Records for this task Start Marker
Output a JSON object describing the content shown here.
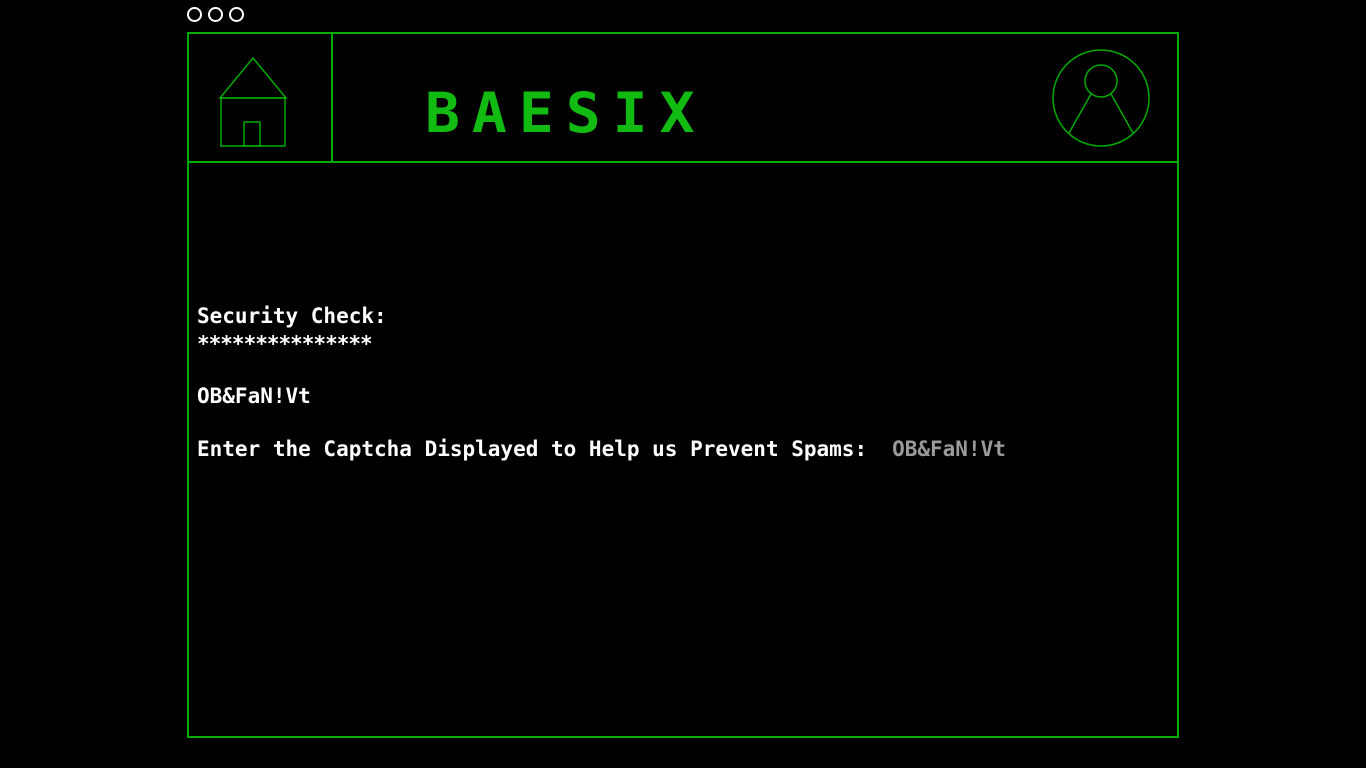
{
  "app": {
    "brand": "BAESIX"
  },
  "colors": {
    "accent": "#00aa00",
    "brand": "#11bb11",
    "text": "#ffffff",
    "placeholder": "#9a9a9a",
    "background": "#000000"
  },
  "window_controls": [
    "circle-icon",
    "circle-icon",
    "circle-icon"
  ],
  "header": {
    "home_icon": "house-icon",
    "profile_icon": "user-avatar-icon"
  },
  "security": {
    "title": "Security Check:",
    "divider": "***************",
    "captcha_code": "OB&FaN!Vt",
    "prompt": "Enter the Captcha Displayed to Help us Prevent Spams:",
    "input_placeholder": "OB&FaN!Vt",
    "input_value": ""
  }
}
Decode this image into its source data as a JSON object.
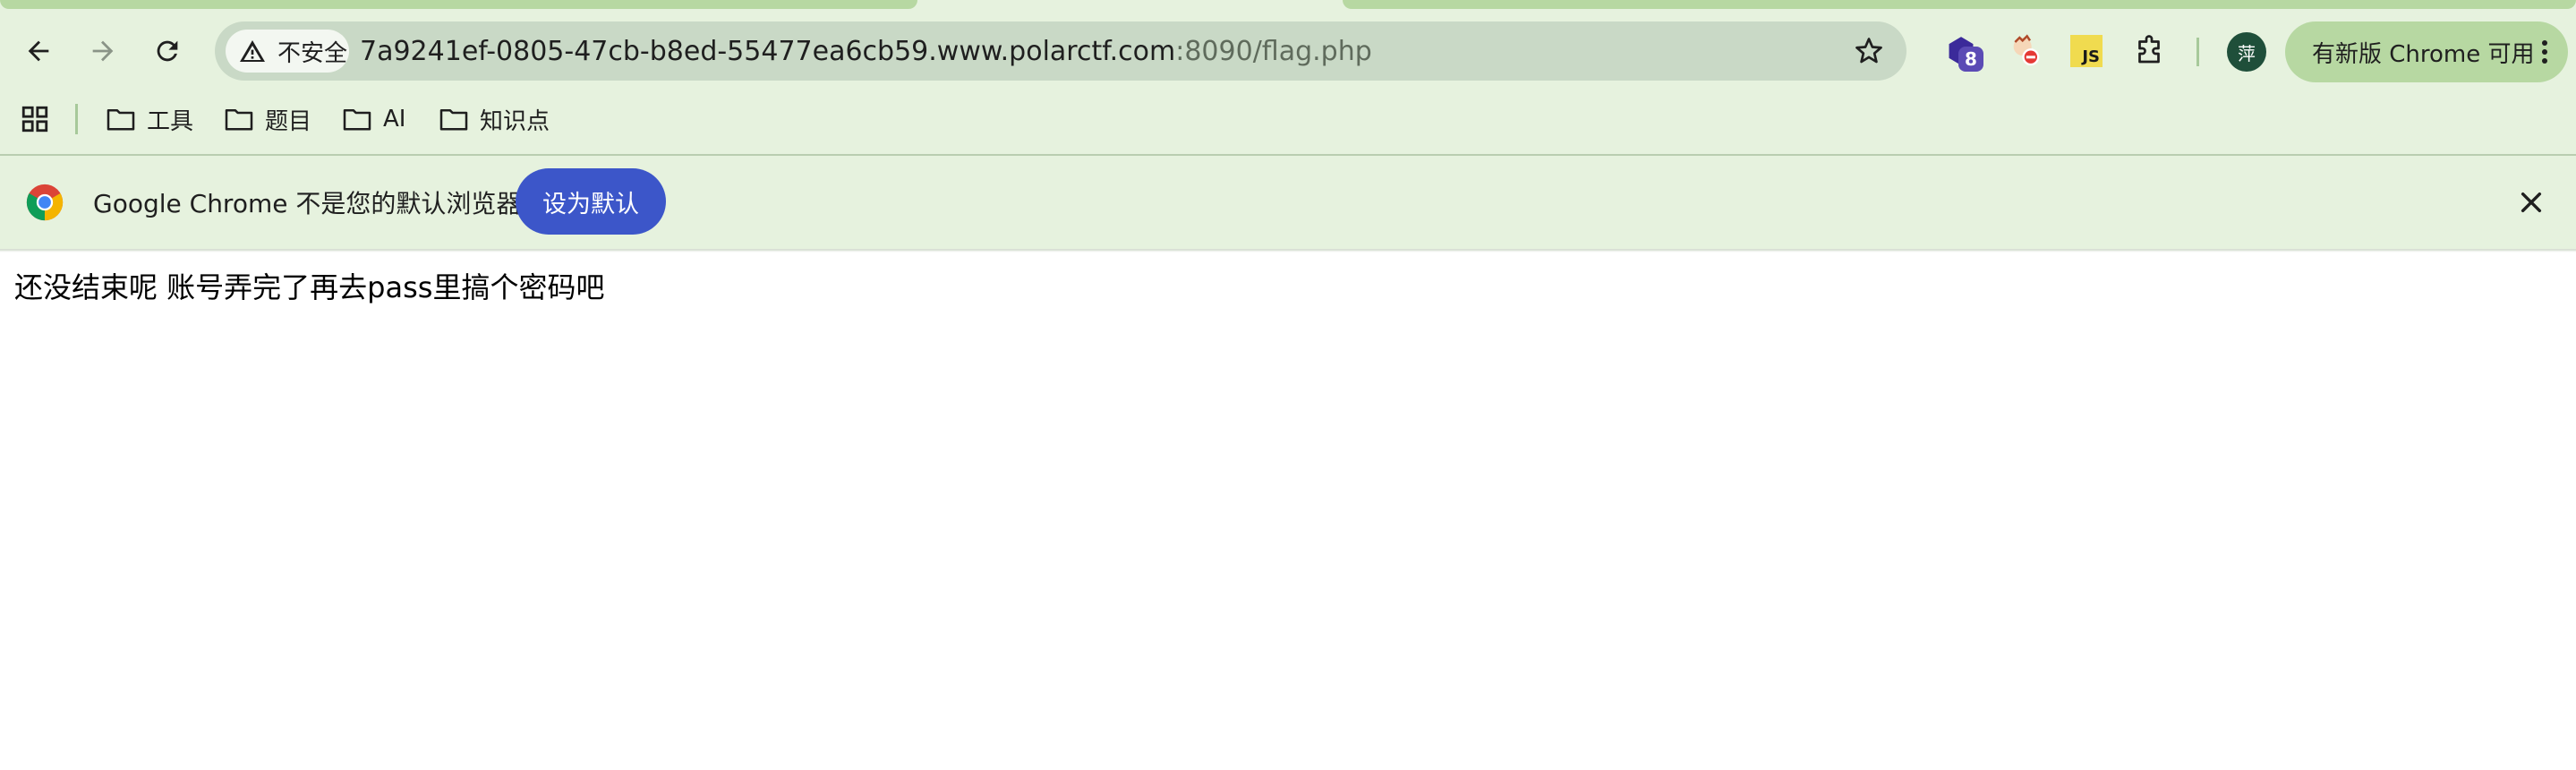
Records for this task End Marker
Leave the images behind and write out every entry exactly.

◆ Exercise answer ◆
Output a JSON object describing the content shown here.
{
  "app": {
    "brand": "BAESIX"
  },
  "colors": {
    "accent": "#00aa00",
    "brand": "#11bb11",
    "text": "#ffffff",
    "placeholder": "#9a9a9a",
    "background": "#000000"
  },
  "window_controls": [
    "circle-icon",
    "circle-icon",
    "circle-icon"
  ],
  "header": {
    "home_icon": "house-icon",
    "profile_icon": "user-avatar-icon"
  },
  "security": {
    "title": "Security Check:",
    "divider": "***************",
    "captcha_code": "OB&FaN!Vt",
    "prompt": "Enter the Captcha Displayed to Help us Prevent Spams:",
    "input_placeholder": "OB&FaN!Vt",
    "input_value": ""
  }
}
Decode this image into its source data as a JSON object.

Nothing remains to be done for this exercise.